Without the pictures, set down the records below word for word.

Entries from a dataset of interfaces:
§ §
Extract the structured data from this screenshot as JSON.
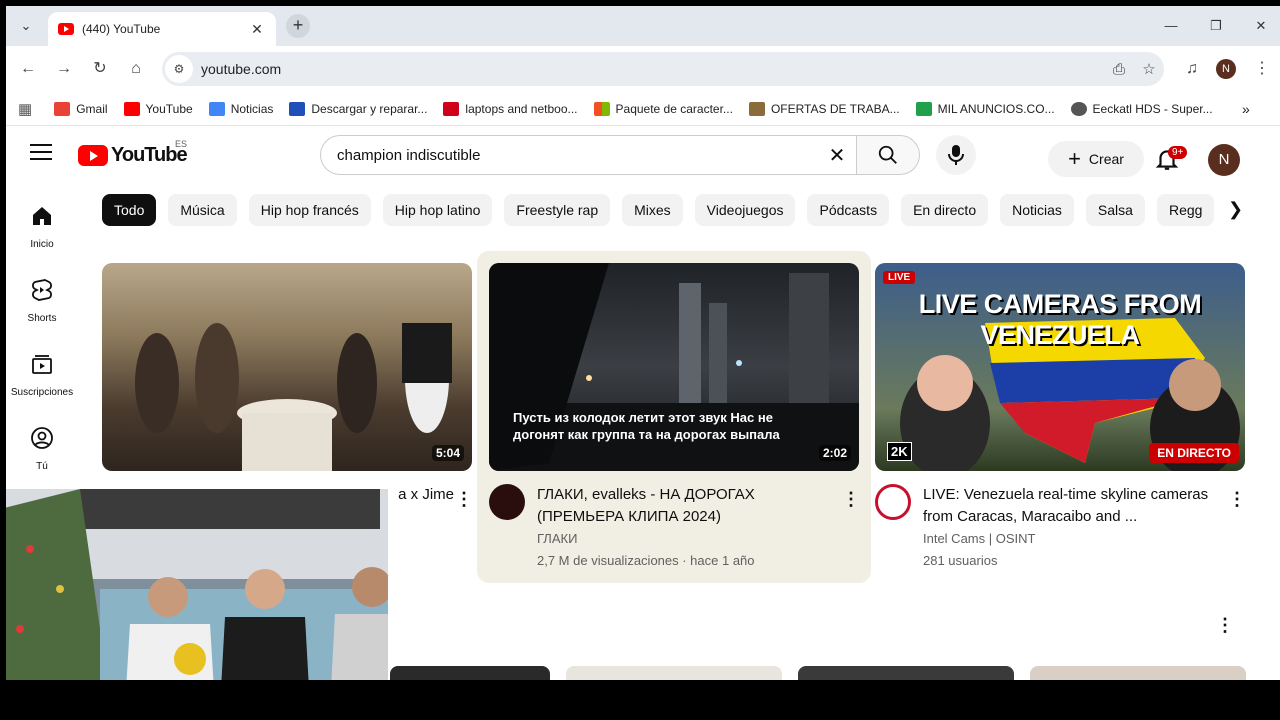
{
  "browser": {
    "tab_title": "(440) YouTube",
    "url": "youtube.com",
    "profile_initial": "N"
  },
  "bookmarks": [
    {
      "label": "Gmail",
      "color": "#ea4335"
    },
    {
      "label": "YouTube",
      "color": "#ff0000"
    },
    {
      "label": "Noticias",
      "color": "#4285f4"
    },
    {
      "label": "Descargar y reparar...",
      "color": "#1f4fb8"
    },
    {
      "label": "laptops and netboo...",
      "color": "#d0021b"
    },
    {
      "label": "Paquete de caracter...",
      "color": "#f25022"
    },
    {
      "label": "OFERTAS DE TRABA...",
      "color": "#8b6b3a"
    },
    {
      "label": "MIL ANUNCIOS.CO...",
      "color": "#1ea14a"
    },
    {
      "label": "Eeckatl HDS - Super...",
      "color": "#555555"
    }
  ],
  "youtube": {
    "logo_text": "YouTube",
    "region": "ES",
    "search_query": "champion indiscutible",
    "create_label": "Crear",
    "notif_count": "9+",
    "avatar_initial": "N"
  },
  "sidebar": [
    {
      "label": "Inicio",
      "icon": "home-icon"
    },
    {
      "label": "Shorts",
      "icon": "shorts-icon"
    },
    {
      "label": "Suscripciones",
      "icon": "subscriptions-icon"
    },
    {
      "label": "Tú",
      "icon": "you-icon"
    }
  ],
  "chips": [
    "Todo",
    "Música",
    "Hip hop francés",
    "Hip hop latino",
    "Freestyle rap",
    "Mixes",
    "Videojuegos",
    "Pódcasts",
    "En directo",
    "Noticias",
    "Salsa",
    "Regg"
  ],
  "videos": [
    {
      "duration": "5:04",
      "title_visible": "a x Jime"
    },
    {
      "duration": "2:02",
      "overlay_text": "Пусть из колодок летит этот звук Нас не догонят как группа та на дорогах выпала",
      "title": "ГЛАКИ, evalleks - НА ДОРОГАХ (ПРЕМЬЕРА КЛИПА 2024)",
      "channel": "ГЛАКИ",
      "stats": "2,7 M de visualizaciones · hace 1 año"
    },
    {
      "live_badge": "LIVE",
      "thumb_title": "LIVE CAMERAS FROM VENEZUELA",
      "quality": "2K",
      "live_label": "EN DIRECTO",
      "title": "LIVE: Venezuela real-time skyline cameras from Caracas, Maracaibo and ...",
      "channel": "Intel Cams | OSINT",
      "stats": "281 usuarios"
    }
  ]
}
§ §
• _SOLVED EXERCISE_
Extract the structured data from this screenshot as JSON.
{
  "browser": {
    "tab_title": "(440) YouTube",
    "url": "youtube.com",
    "profile_initial": "N"
  },
  "bookmarks": [
    {
      "label": "Gmail",
      "color": "#ea4335"
    },
    {
      "label": "YouTube",
      "color": "#ff0000"
    },
    {
      "label": "Noticias",
      "color": "#4285f4"
    },
    {
      "label": "Descargar y reparar...",
      "color": "#1f4fb8"
    },
    {
      "label": "laptops and netboo...",
      "color": "#d0021b"
    },
    {
      "label": "Paquete de caracter...",
      "color": "#f25022"
    },
    {
      "label": "OFERTAS DE TRABA...",
      "color": "#8b6b3a"
    },
    {
      "label": "MIL ANUNCIOS.CO...",
      "color": "#1ea14a"
    },
    {
      "label": "Eeckatl HDS - Super...",
      "color": "#555555"
    }
  ],
  "youtube": {
    "logo_text": "YouTube",
    "region": "ES",
    "search_query": "champion indiscutible",
    "create_label": "Crear",
    "notif_count": "9+",
    "avatar_initial": "N"
  },
  "sidebar": [
    {
      "label": "Inicio",
      "icon": "home-icon"
    },
    {
      "label": "Shorts",
      "icon": "shorts-icon"
    },
    {
      "label": "Suscripciones",
      "icon": "subscriptions-icon"
    },
    {
      "label": "Tú",
      "icon": "you-icon"
    }
  ],
  "chips": [
    "Todo",
    "Música",
    "Hip hop francés",
    "Hip hop latino",
    "Freestyle rap",
    "Mixes",
    "Videojuegos",
    "Pódcasts",
    "En directo",
    "Noticias",
    "Salsa",
    "Regg"
  ],
  "videos": [
    {
      "duration": "5:04",
      "title_visible": "a x Jime"
    },
    {
      "duration": "2:02",
      "overlay_text": "Пусть из колодок летит этот звук Нас не догонят как группа та на дорогах выпала",
      "title": "ГЛАКИ, evalleks - НА ДОРОГАХ (ПРЕМЬЕРА КЛИПА 2024)",
      "channel": "ГЛАКИ",
      "stats": "2,7 M de visualizaciones · hace 1 año"
    },
    {
      "live_badge": "LIVE",
      "thumb_title": "LIVE CAMERAS FROM VENEZUELA",
      "quality": "2K",
      "live_label": "EN DIRECTO",
      "title": "LIVE: Venezuela real-time skyline cameras from Caracas, Maracaibo and ...",
      "channel": "Intel Cams | OSINT",
      "stats": "281 usuarios"
    }
  ]
}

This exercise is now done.